A 52-year-old woman with RAhas been controlled with methotrexate and Celebrex for 10 years. Recently she has experienced increased joint pain and swelling and rheumatologist plans to add adalimumab (Humira) to her drug regimen. Issues:
1) before starting Humira, coverage by this patient’s insurance company will need to be explored.
2) Serious infections have occurred in people taking Humira, including tuberculosis and infections caused by viruses, fungi, or bacteria that have spread throughout the body. Determine whether the patient has had a recent negative purified protein derivative (PPD) test. If not, a PPD skin test is typically administered and the selected BRM is not started until the results are known to be negative. Collaborate with the health care provider to ensure that this process is complete.

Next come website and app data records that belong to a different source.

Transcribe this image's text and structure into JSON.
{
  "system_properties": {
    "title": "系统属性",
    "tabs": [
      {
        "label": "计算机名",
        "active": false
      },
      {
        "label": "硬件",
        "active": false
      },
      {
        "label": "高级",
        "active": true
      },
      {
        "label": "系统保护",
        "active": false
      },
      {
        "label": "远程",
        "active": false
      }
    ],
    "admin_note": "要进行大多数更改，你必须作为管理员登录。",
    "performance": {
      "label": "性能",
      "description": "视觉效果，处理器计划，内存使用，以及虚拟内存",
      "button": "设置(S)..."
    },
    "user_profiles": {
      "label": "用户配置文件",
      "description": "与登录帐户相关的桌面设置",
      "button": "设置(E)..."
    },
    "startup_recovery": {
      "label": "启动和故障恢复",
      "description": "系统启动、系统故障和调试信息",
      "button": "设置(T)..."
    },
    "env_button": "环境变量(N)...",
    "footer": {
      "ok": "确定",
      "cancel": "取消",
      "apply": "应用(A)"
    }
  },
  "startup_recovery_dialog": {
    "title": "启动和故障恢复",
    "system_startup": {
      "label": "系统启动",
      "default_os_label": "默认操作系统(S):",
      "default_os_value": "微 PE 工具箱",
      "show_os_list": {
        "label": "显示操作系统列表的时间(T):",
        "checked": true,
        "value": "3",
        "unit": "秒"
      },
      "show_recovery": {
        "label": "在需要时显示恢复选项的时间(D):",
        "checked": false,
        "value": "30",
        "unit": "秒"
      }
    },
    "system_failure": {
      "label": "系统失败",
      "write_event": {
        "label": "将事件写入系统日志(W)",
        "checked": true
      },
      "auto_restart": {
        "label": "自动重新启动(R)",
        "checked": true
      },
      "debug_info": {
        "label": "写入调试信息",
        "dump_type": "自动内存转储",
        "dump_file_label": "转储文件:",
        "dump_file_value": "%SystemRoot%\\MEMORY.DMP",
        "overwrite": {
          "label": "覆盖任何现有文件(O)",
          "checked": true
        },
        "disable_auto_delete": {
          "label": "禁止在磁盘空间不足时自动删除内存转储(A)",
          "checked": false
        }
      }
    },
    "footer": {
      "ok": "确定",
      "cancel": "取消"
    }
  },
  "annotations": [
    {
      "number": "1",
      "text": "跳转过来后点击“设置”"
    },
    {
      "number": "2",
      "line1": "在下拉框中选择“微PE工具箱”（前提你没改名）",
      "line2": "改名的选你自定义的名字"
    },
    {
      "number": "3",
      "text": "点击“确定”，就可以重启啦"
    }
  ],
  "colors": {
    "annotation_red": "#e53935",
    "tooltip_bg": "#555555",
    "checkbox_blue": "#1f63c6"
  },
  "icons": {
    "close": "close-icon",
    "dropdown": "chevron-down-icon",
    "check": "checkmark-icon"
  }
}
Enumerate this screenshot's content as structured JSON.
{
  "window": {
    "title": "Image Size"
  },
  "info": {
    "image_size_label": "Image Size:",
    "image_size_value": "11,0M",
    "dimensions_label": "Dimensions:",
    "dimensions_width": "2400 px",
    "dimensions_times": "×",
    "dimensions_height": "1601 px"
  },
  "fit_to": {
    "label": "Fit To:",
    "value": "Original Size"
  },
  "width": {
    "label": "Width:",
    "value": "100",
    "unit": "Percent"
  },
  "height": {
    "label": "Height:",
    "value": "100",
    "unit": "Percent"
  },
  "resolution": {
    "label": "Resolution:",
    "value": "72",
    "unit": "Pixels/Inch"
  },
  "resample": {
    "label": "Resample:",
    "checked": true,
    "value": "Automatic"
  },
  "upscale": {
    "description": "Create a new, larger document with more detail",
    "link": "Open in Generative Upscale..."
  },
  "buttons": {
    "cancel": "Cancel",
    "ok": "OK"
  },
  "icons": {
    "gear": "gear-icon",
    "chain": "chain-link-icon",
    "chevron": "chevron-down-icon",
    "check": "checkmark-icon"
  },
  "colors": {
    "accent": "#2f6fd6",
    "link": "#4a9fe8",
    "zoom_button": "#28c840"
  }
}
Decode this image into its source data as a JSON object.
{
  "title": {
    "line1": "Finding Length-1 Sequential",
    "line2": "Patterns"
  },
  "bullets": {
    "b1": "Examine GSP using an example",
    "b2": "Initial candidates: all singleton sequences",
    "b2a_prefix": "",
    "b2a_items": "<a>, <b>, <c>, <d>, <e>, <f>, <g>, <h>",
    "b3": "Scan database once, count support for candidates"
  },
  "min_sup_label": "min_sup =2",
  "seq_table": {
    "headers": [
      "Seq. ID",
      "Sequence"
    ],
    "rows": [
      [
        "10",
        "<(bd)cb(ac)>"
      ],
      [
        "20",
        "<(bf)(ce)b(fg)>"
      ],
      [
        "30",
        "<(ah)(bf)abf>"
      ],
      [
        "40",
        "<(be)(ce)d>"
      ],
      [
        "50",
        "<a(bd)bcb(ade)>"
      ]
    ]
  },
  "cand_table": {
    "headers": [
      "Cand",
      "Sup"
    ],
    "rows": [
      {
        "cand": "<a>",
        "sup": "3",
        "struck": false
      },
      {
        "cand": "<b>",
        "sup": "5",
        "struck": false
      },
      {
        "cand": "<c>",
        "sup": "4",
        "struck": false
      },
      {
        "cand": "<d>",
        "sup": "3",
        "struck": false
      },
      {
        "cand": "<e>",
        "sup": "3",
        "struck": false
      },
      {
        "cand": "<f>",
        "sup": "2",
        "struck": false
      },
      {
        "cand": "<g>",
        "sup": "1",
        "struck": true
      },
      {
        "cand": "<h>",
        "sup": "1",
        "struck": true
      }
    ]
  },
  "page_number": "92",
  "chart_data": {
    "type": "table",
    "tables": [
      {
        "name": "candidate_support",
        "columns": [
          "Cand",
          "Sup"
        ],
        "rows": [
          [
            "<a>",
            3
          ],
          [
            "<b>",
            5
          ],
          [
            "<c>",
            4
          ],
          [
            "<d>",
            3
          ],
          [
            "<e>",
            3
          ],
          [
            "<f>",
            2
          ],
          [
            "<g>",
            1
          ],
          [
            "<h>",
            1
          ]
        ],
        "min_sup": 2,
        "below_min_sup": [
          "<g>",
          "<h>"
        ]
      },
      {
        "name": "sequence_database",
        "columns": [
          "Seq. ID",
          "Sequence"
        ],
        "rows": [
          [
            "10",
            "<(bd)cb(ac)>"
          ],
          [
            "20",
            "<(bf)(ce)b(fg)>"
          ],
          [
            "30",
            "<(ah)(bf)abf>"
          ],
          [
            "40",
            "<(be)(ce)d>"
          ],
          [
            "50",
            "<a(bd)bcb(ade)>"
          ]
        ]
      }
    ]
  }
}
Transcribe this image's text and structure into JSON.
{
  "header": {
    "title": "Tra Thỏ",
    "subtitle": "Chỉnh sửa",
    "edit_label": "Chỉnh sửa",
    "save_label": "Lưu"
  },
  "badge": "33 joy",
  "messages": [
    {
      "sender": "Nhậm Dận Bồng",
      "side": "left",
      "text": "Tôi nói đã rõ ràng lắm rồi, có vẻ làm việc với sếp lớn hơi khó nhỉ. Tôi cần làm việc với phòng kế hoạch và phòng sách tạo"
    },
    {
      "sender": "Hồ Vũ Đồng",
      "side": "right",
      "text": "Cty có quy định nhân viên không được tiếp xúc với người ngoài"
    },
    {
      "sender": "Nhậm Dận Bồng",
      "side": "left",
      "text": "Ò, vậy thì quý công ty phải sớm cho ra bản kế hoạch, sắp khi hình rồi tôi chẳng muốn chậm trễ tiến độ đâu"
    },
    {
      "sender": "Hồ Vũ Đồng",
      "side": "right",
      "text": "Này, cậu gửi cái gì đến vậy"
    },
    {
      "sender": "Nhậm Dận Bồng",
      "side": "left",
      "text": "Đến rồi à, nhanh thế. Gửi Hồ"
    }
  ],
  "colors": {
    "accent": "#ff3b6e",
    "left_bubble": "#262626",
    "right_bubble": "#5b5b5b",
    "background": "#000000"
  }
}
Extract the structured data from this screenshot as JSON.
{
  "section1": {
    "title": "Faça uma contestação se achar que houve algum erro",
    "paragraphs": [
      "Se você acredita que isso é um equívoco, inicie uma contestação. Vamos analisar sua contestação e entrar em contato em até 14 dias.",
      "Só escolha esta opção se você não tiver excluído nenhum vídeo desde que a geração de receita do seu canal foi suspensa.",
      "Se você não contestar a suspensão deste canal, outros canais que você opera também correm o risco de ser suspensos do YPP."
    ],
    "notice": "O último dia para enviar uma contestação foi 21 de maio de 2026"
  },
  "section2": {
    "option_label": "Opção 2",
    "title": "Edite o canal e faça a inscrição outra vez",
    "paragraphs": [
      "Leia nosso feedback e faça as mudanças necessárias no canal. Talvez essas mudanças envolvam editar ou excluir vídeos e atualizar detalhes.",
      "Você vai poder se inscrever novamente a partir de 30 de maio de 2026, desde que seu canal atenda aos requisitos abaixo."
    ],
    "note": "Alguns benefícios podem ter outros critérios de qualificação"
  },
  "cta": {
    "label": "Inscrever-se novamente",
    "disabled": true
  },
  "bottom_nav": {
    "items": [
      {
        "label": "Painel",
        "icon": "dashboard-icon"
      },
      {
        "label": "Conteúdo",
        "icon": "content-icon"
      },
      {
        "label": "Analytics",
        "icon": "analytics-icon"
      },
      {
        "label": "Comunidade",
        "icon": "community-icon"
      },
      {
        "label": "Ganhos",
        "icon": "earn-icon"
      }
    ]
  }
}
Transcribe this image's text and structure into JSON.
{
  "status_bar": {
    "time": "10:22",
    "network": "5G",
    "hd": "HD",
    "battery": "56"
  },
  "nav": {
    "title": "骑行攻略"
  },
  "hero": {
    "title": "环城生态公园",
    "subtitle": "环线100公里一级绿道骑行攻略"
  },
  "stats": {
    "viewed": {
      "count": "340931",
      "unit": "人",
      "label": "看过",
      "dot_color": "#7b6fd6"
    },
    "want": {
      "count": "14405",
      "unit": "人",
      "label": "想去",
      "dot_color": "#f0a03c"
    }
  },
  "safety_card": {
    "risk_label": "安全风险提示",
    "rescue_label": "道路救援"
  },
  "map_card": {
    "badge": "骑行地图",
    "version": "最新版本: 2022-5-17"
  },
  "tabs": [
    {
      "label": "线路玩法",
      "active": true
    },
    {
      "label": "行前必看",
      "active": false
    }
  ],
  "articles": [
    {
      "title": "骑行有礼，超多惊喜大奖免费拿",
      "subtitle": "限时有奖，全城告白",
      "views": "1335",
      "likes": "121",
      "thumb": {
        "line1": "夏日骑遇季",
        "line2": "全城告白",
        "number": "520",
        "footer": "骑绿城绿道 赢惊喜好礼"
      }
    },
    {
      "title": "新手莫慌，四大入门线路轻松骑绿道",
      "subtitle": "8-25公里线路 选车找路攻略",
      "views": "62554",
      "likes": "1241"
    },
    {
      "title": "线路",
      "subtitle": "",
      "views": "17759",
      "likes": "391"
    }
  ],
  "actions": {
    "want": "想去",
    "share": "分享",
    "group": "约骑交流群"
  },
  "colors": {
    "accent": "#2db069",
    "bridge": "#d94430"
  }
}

3) What health teaching will she need before starting Humira?The signs and symptoms of an allergic reaction should be reviewed (rash, swollen face, difficulty breathing), with the patient told to seek emergency care immediately if these occur. Injection site reactions (e.g., redness, rash, swelling, itching, and bruising) may occur but are usually mild and transient. Apply a towel soaked with cold water to the injection site if it hurts or remains swollen. Call the provider immediately if the reaction does not disappear or seems to worsen. Tuberculosis may occur during adalimumab therapy. Report persistent cough, wasting or weight loss, and low-grade fever to the provider. The patient must be taught to recognize evidence of infection and bleeding disorders and to tell the provider if they occur; the drug may need to be stopped. Avoid people with infections and keep follow-up appointments for all prescribed laboratory tests.